  4. Last year, around about this time, I posted a photo of cerastigma on Instagram. It was looking its autumnal, beautiful best-rich crimson/red, with a hint of equally rich brown. In my accompanying post, I aired my cerastigma summer frustrations. It gets chewed, it sulks on hot days, Its leaves fail to do justice to its blue flowers. It’s marked for removal. Then autumn comes, and all is forgiven. I’ve moved it around my garden and agree with others that it is summer-happier away from direct, hot sunlight. I’ve taken up your suggestion, Michael, to plant it under trees in company with vinca minor. It’s surviving reasonably well, especially where the sprinkler sometimes passes over it. As others have noted, maybe it needs companions to feel loved.

  5. I love this plant, and have several clumps of it in my garden. Mine do fabulously well in full sun or a little shade. I have one in quite a shady spot and it died. So I replaced it with another one that also died. So my theory was that it really disliked the shade, but you have all proved me wrong there!!

Leave a Comment

More Blog Posts

The life and times of Sedum ruprechtii

I’ve never had any problem remembering the name of this fabulous sedum.  I can’t, even if I wanted to, shake the lingering images of Steve Martin playing Prince Ruprecht in Dirty Rotten Scoundrel ...

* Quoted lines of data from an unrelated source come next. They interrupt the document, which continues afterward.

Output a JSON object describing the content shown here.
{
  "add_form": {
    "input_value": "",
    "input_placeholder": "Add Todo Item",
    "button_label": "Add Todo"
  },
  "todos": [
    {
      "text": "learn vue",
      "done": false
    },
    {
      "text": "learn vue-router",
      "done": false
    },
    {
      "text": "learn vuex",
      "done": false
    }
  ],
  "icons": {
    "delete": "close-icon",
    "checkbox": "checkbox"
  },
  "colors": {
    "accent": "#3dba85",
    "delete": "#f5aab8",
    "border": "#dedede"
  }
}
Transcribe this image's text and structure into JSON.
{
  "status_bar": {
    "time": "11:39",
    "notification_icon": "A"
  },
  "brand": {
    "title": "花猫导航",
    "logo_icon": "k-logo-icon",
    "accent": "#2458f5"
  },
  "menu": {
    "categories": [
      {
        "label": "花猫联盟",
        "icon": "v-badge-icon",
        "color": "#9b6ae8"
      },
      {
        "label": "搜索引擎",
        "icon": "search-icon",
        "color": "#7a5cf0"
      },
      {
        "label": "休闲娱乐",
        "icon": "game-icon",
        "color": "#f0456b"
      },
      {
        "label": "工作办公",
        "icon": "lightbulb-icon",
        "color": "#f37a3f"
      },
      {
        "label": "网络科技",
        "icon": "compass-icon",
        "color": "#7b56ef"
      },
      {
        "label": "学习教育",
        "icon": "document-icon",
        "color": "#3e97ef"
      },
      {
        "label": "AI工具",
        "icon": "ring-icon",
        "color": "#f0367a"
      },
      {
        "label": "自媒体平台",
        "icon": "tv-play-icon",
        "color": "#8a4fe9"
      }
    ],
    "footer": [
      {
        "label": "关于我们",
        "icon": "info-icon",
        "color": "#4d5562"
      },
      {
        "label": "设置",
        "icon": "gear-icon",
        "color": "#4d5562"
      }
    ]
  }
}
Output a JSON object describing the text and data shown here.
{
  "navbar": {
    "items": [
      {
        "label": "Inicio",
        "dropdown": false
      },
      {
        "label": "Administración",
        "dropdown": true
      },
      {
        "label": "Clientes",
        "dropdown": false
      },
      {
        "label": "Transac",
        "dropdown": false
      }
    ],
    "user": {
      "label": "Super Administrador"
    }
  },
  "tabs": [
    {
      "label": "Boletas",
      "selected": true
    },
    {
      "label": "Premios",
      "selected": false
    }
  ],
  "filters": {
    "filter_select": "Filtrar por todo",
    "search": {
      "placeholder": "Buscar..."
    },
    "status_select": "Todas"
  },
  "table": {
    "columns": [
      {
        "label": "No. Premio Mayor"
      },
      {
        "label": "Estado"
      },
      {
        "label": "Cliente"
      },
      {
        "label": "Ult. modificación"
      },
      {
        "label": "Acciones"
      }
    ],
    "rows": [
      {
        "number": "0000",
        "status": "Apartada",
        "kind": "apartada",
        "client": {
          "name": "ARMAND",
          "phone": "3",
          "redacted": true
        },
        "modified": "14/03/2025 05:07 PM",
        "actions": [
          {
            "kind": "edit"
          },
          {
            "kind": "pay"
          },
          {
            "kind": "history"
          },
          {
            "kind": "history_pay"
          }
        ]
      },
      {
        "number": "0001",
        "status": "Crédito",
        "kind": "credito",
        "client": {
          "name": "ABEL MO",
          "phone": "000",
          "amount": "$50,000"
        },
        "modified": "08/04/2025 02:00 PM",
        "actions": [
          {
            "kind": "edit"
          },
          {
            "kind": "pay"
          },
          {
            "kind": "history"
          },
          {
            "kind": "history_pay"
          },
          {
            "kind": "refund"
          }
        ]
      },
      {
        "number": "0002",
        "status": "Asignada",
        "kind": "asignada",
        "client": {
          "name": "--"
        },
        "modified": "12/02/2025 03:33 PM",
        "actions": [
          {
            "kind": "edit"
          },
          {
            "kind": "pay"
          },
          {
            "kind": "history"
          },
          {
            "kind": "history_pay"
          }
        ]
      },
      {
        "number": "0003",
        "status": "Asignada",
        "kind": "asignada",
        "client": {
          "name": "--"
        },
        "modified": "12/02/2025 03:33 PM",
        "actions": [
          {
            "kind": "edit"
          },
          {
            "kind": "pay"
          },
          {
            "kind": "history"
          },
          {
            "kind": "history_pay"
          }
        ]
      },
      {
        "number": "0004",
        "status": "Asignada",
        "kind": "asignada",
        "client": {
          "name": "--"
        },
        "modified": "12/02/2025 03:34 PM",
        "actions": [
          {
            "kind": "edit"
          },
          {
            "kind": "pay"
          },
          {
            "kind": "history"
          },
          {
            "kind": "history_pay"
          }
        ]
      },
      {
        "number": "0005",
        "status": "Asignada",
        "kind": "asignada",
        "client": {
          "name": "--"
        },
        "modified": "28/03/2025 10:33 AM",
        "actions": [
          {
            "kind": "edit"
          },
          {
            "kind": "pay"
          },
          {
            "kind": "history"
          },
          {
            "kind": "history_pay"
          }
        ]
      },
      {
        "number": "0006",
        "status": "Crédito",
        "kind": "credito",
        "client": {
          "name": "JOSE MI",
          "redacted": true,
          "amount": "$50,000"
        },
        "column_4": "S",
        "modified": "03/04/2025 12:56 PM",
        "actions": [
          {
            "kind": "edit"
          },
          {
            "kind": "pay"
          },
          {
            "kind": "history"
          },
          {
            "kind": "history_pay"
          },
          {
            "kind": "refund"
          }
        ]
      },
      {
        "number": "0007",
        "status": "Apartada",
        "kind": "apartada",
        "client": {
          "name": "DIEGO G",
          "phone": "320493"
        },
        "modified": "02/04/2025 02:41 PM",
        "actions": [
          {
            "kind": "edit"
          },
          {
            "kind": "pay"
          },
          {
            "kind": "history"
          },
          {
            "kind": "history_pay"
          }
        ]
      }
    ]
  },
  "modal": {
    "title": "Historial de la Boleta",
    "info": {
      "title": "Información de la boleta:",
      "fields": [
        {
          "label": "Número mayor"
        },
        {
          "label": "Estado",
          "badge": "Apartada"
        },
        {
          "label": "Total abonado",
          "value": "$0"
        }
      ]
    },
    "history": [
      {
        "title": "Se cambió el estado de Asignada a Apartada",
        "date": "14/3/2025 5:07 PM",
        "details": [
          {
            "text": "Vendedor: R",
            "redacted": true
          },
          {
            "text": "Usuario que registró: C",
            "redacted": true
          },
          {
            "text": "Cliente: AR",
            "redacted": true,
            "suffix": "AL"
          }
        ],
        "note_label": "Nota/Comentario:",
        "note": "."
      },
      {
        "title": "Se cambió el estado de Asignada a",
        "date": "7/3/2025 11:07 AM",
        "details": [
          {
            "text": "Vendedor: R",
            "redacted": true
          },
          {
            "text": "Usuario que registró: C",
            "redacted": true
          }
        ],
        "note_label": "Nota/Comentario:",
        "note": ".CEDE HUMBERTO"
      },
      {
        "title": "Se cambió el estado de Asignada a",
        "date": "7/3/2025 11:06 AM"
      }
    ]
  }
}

PLANT OF THE WEEK #12: Bupleurum fruticosum

In my previous contribution to Plant of the Week, I wrote about Pachystegia insignis, the Marlborough rock daisy. I opined the fact that, although it is a first class garden plant, it is a rather unat ...

PLANT OF THE WEEK #13: Miscanthus transmorrisonensis

Yep, it’s a bit of a mouthful of a name, but it’s very satisfying (and invariably impressive) to say once you’ve nailed it. In singing the praises of Miscanthus transmorrisonensis, it’s necess ...